This morning I changed my name in her contact list to “AP Mobile” and sent her a short and sweet message and waited for her to turn her phone on. Her mouth almost came down to the floor.
Genrally speaking I believe there are two types of people, beach vacation people, and mountain vacation people. I’m a beach vacation person, however this little mountain getaway looks pretty perfect. Ryan and Mariah designed and built the cabin themselves for only $10,000. How clever of them.
This is one of those days where it is worth remembering a truly amazing feat/miracle in human history.
On this day in 1944, Nickolas Alkemade, an RAF Sergeant, was serving as a tail gunner on an RAF Lancaster bomber. The plane was at 18,000 feet when the Nazis hit it, setting it on fire.
Alkemade decided he’d rather die instantly by impact rather than burn up as the plane rapidly descended. The rest of the crew stayed on board and died in the fiery wreckage.
Nickolas Alkemade jumped out at 18,000 feet. He had no parachute. All the parachutes had burned up in the plane already.
For 18,000 feet Nickolas Alkemade plummeted over Hanover. His body fell into a stand of pines with snow piled extraordinarily high. But the snow had not gotten compacted.
He lived, suffering only a sprained leg. The Nazis captured him and, once they investigated and realized he was telling the truth, gave him a certificate authenticating the miraculous fall.
Nickolas Stephen Alkemade served out the rest of World War II in a German POW camp. He then went to work in the chemical industry and died on June 2, 1987.
Consider this an open thread.

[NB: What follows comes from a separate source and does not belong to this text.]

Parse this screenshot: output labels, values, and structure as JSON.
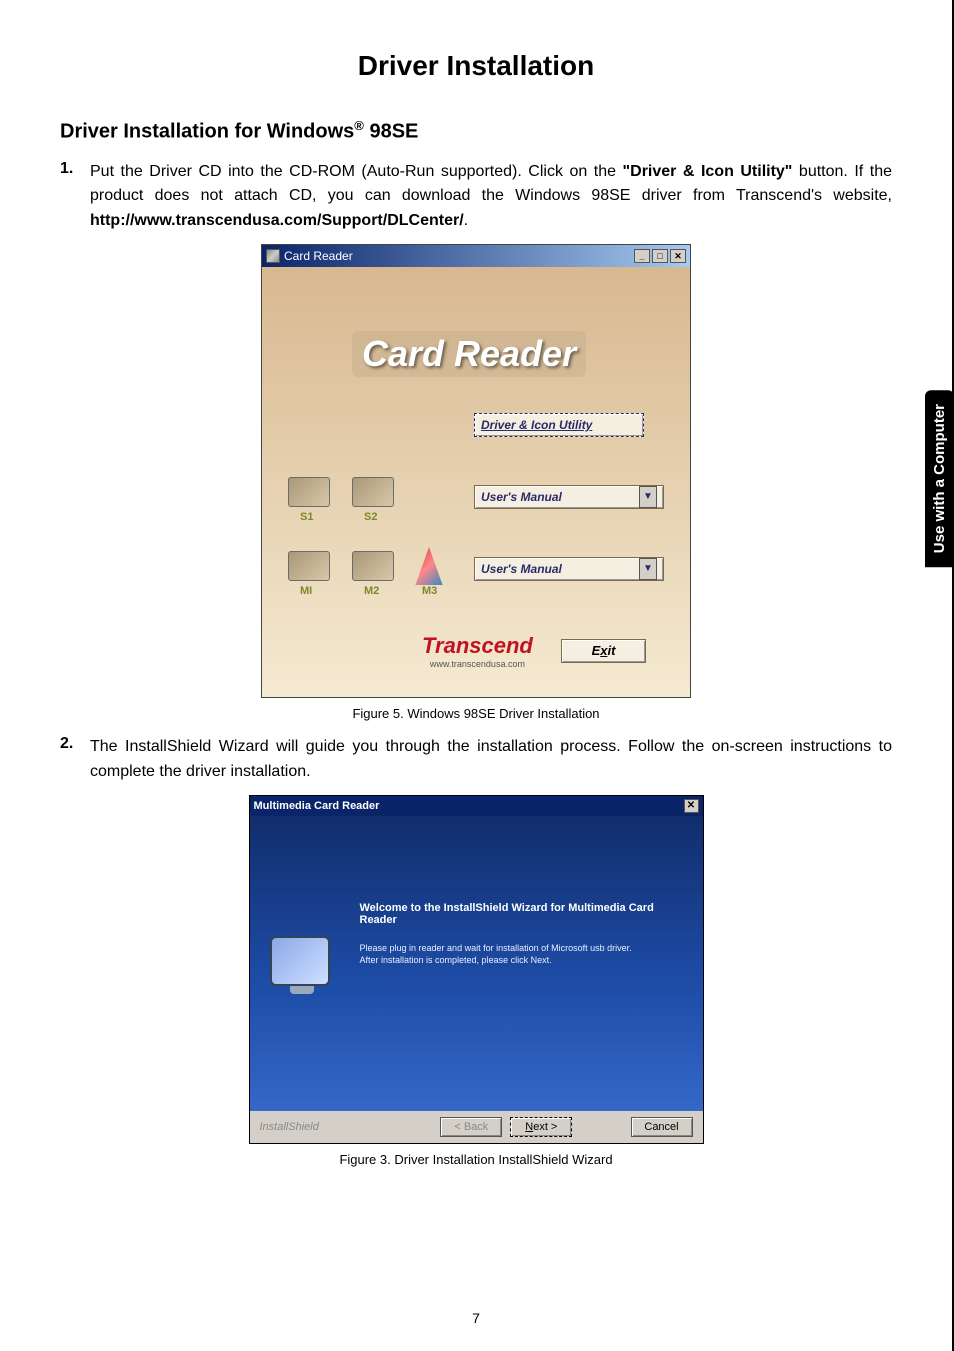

By the way, a year earlier, American Alan Magee fell 22,000 feet, or roughly four miles, from a B-17 and survived after falling through a church ceiling that mitigated the blow to his body.
No doubt many stories of heroism in the face of Japan’s recent tsunami will emerge in the upcoming weeks—one is happening in the Fukushima Daiichi plant as I write this, in fact—but the latest is so beautiful and fantastical that it seems primed for a Hollywood movie.

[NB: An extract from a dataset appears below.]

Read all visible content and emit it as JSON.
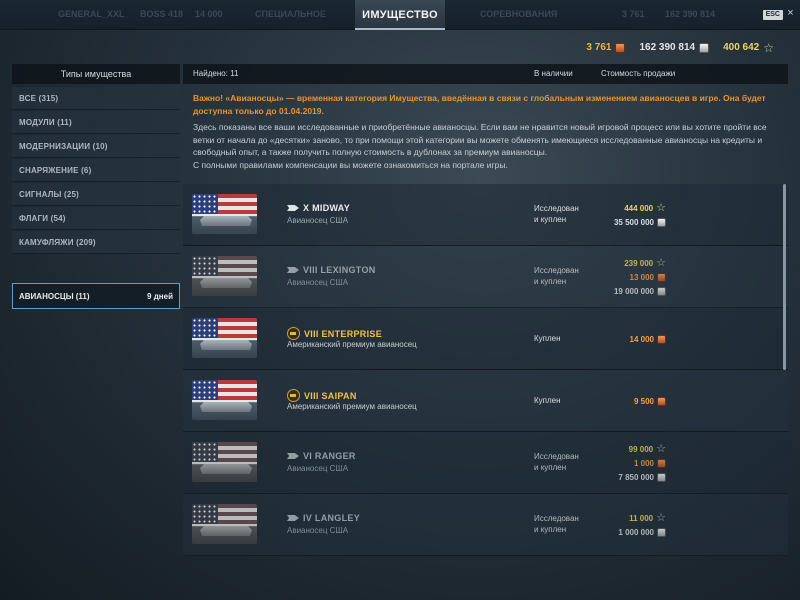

Meet Hideaki Akaiwa, 43. Startled at work by the now infamous earthquake and tsunami that shook and overtook Japan on March 11, Akaiwa rushed to high ground and immediately called his wife of two decades. When she didn’t answer, Akaiwa ignored friends’ pleas to wait for a military rescue, instead rummaging up some scuba gear and diving into the dark, cold, debris-filled tsunami. Hundreds of yards of swimming later, Akaiwa found his wife struggling against the 10-foot current that had overtaken the couple’s Ishinomaki home.
Once he’d gotten his wife to safety, Akaiwa suffered for four days with worry for his elderly mother. When she didn’t turn up at any of the official evacuation centers, Akaiwa dove once again into the filthy, neck-high waters and swam to her neighborhood, determined to track her down. After some searching, Akaiwa found her, scared and alone, on the second floor of neighbor’s house. “She was very much panicked because she was trapped with all this water around,” he told the Los Angeles Times. “I didn’t know where she was. It was such a relief to find her.”
With his family accounted for, Akaiwa hasn’t rested on his laurels. Rather, he’s spent the past two weeks heading into Ishinomaki in search of other trapped survivors. Armed with a backpack, a flashlight, a Swiss Army knife, and some water, he rides his bike around the wreckage and makes his own destiny.
Today in Japan, a baby dolphin who had been caught in the tsunami was found in a flooded rice field about a mile from the coast. Ryo Taira, a pet-shop owner who’s been rescuing animals, tried to net the struggling dolphin, then waded into the field and carried it in his arms. “It was pretty weak by then, which was probably the only reason we could catch it,” he said. Taira and his friends wrapped the animal in wet towels and took it to the shore, then watched it swim into the Pacific. “I don’t know if it will live, but it’s certainly a lot better than dying in a rice paddy,” said Taira. More »
If you’ve ever wondered whether two-factor authentication systems actually boost security, things that spit out pseudorandom numbers you have to enter in addition to a password, the answer is yes, yes they do. But, their effectiveness is of course dependent on the security of the systems that actually generate those funny numbers, and as of this morning those are looking a little less reliable. RSA, the security division of EMC and producer of the SecurID systems used by countless corporations (and the Department of Defense), has been hacked. Yesterday it sent out messages to its clients and posted an open letter stating that it’s been the victim of an “advanced” attack that “resulted in certain information being extracted from RSA’s systems” — information “specifically related to RSA’s SecurID two-factor authentication products.”
Yeah, yikes. The company assures that the system hasn’t been totally compromised, but the information retrieved “could potentially be used to reduce the effectiveness of a current two-factor authentication implementation as part of a broader attack.” RSA is recommending its customers beef up security in other ways, including a suggestion that RSA’s customers “enforce strong password and pin policies.” Of course, if security admins wanted to rely on those they wouldn’t have made everyone carry around SecurID tokens in the first place.